▶ _Exercise description_: Check every line of the data and copy the ones where "selected" appears.

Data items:
* * * * * * *

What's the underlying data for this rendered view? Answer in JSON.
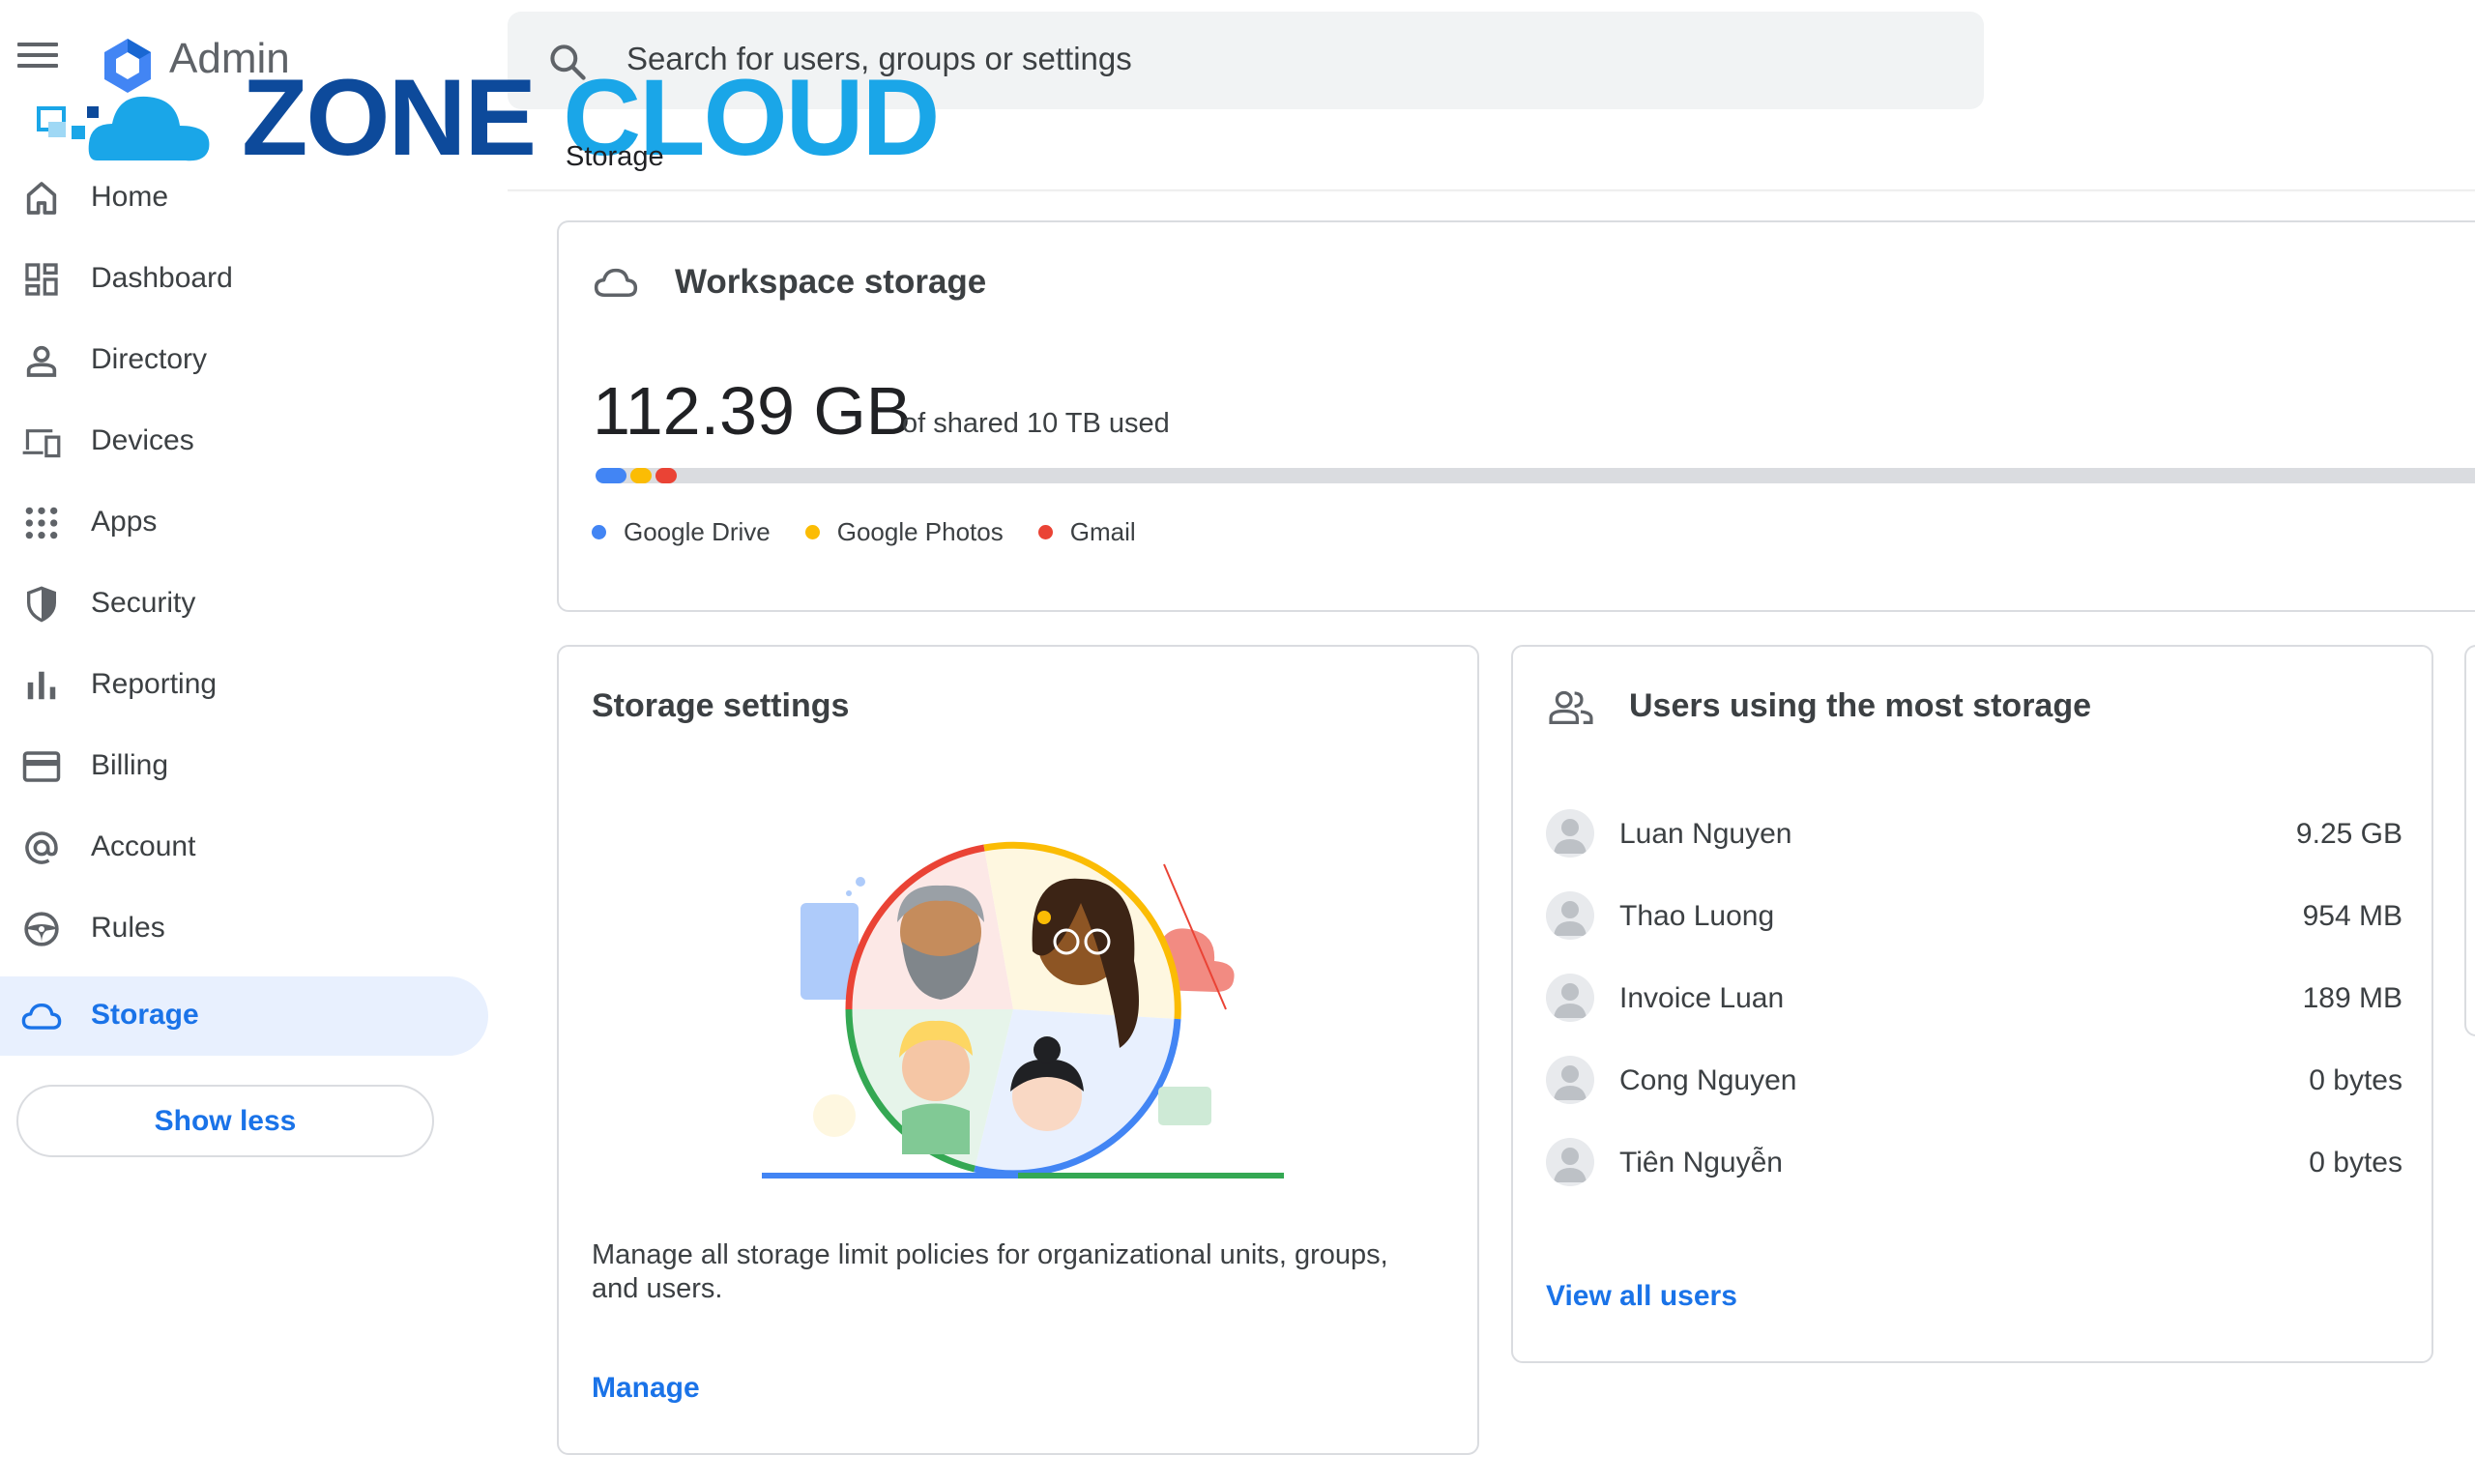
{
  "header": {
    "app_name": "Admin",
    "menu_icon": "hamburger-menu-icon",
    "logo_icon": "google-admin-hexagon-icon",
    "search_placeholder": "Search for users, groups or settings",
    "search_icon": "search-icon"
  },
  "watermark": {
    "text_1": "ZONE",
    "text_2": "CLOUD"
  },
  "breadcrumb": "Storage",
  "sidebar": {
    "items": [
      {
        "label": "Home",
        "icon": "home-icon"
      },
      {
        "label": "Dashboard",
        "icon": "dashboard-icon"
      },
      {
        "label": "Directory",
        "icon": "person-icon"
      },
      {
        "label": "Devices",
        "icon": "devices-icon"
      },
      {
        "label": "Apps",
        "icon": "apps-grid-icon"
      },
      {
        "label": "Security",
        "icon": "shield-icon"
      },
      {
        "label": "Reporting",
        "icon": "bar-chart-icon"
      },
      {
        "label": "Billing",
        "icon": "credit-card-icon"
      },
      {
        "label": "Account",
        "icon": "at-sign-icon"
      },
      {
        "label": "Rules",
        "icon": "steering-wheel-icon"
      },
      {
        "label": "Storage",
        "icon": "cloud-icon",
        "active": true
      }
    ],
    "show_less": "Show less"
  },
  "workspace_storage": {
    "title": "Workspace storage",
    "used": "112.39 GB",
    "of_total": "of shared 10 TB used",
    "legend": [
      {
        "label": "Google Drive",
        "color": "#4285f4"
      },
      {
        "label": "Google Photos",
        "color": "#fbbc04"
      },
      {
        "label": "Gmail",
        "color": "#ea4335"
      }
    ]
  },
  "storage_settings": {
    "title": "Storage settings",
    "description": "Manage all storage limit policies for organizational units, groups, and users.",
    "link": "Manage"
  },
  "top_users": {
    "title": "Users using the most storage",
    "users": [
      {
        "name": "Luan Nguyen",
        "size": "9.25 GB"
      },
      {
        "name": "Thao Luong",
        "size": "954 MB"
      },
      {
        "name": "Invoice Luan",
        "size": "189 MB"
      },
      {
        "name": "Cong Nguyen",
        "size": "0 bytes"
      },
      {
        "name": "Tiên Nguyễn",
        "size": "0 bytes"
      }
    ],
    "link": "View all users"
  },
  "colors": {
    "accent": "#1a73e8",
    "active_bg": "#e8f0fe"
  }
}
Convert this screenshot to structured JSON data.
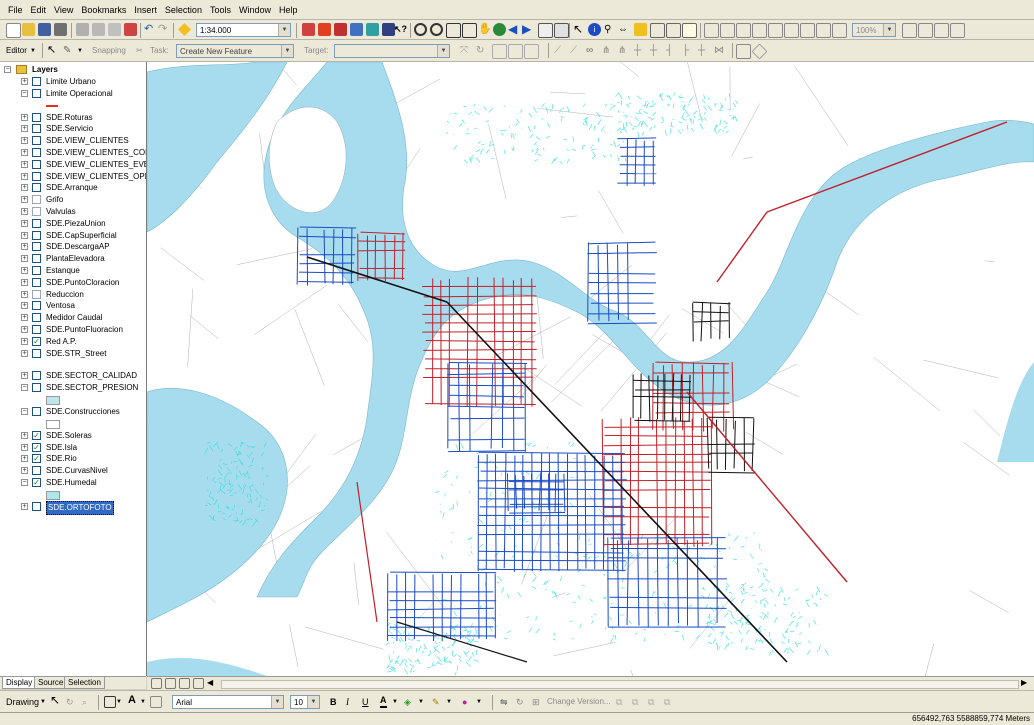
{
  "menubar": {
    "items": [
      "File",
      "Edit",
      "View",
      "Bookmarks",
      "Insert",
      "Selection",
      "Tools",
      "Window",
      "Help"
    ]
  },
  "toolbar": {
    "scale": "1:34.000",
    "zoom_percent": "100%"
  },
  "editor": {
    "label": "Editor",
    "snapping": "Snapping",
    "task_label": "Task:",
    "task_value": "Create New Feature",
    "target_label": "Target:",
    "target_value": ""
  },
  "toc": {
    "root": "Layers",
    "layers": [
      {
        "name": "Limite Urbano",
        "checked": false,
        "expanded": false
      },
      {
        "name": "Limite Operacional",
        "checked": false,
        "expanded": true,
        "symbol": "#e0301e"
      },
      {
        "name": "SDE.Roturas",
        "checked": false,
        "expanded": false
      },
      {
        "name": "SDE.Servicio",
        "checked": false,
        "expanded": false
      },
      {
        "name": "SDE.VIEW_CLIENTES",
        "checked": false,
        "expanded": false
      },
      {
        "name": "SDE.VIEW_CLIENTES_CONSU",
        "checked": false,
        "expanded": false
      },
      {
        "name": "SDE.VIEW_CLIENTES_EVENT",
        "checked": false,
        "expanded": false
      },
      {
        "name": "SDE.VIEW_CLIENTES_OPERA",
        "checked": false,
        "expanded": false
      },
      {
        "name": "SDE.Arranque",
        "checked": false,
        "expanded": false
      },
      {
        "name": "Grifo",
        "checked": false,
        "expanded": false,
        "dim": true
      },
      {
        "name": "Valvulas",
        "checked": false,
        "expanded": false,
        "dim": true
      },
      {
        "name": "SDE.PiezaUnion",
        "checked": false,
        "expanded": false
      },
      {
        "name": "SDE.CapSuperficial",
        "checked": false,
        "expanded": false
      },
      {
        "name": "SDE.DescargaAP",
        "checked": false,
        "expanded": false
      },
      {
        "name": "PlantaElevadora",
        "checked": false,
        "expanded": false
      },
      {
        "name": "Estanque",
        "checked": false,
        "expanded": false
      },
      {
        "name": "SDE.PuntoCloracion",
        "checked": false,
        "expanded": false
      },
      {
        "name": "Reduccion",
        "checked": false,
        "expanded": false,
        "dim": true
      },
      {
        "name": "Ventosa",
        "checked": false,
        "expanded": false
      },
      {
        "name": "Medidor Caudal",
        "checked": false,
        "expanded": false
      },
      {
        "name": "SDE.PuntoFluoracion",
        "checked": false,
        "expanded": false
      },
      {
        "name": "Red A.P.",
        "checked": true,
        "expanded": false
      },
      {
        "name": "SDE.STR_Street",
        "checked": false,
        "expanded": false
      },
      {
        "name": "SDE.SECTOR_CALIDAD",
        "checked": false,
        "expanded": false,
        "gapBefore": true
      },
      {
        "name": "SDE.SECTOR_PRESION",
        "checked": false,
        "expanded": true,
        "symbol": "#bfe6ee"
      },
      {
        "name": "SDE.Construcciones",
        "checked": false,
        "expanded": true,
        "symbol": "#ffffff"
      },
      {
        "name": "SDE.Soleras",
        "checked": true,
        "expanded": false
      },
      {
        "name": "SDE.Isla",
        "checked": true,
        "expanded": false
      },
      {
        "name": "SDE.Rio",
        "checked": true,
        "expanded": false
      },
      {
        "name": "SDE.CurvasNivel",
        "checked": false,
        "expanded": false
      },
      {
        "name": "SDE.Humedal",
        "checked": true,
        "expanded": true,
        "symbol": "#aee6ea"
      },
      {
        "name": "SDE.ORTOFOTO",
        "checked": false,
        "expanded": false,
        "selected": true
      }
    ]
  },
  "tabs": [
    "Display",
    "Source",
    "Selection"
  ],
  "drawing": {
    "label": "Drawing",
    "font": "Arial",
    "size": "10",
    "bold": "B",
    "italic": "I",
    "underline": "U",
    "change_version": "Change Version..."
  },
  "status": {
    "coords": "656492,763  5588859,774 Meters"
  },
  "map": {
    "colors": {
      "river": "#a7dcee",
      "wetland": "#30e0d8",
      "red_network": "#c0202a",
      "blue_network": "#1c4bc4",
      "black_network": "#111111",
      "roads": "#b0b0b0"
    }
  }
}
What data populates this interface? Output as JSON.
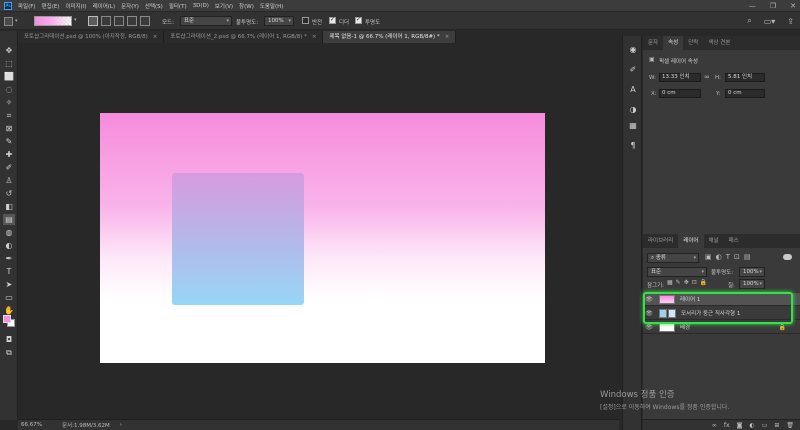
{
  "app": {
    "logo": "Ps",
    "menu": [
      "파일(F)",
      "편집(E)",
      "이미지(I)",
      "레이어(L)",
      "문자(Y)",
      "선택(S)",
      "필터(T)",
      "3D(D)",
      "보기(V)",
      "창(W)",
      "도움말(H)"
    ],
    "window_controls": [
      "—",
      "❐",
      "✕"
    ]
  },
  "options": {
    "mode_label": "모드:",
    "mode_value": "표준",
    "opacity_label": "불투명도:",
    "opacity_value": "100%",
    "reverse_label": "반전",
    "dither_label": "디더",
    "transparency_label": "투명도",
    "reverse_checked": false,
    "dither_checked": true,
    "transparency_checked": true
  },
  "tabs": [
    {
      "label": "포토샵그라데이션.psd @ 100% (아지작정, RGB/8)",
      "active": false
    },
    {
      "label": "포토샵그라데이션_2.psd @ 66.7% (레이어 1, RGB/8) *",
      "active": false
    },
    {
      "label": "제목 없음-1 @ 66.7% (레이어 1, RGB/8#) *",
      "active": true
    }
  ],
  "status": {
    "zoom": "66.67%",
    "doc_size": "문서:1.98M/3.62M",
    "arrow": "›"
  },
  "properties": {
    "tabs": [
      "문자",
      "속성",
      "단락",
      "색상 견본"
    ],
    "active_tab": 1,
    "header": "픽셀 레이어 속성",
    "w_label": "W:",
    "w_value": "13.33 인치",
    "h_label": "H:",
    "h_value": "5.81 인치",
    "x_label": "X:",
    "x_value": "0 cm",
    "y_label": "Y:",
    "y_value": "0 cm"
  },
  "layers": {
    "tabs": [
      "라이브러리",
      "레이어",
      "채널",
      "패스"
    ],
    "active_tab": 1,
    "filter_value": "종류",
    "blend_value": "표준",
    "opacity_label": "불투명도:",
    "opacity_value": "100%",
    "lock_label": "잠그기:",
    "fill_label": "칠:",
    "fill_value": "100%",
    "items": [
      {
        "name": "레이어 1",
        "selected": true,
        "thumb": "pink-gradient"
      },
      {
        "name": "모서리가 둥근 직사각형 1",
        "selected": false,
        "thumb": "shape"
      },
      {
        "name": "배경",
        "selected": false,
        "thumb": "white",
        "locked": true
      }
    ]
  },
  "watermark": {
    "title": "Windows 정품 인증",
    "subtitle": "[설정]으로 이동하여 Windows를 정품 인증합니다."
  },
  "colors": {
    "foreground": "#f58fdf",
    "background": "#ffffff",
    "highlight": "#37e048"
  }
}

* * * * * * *

▶ _Exercise solution_:
        "selected": true
        "selected": true,
        "selected": false,
        "selected": false,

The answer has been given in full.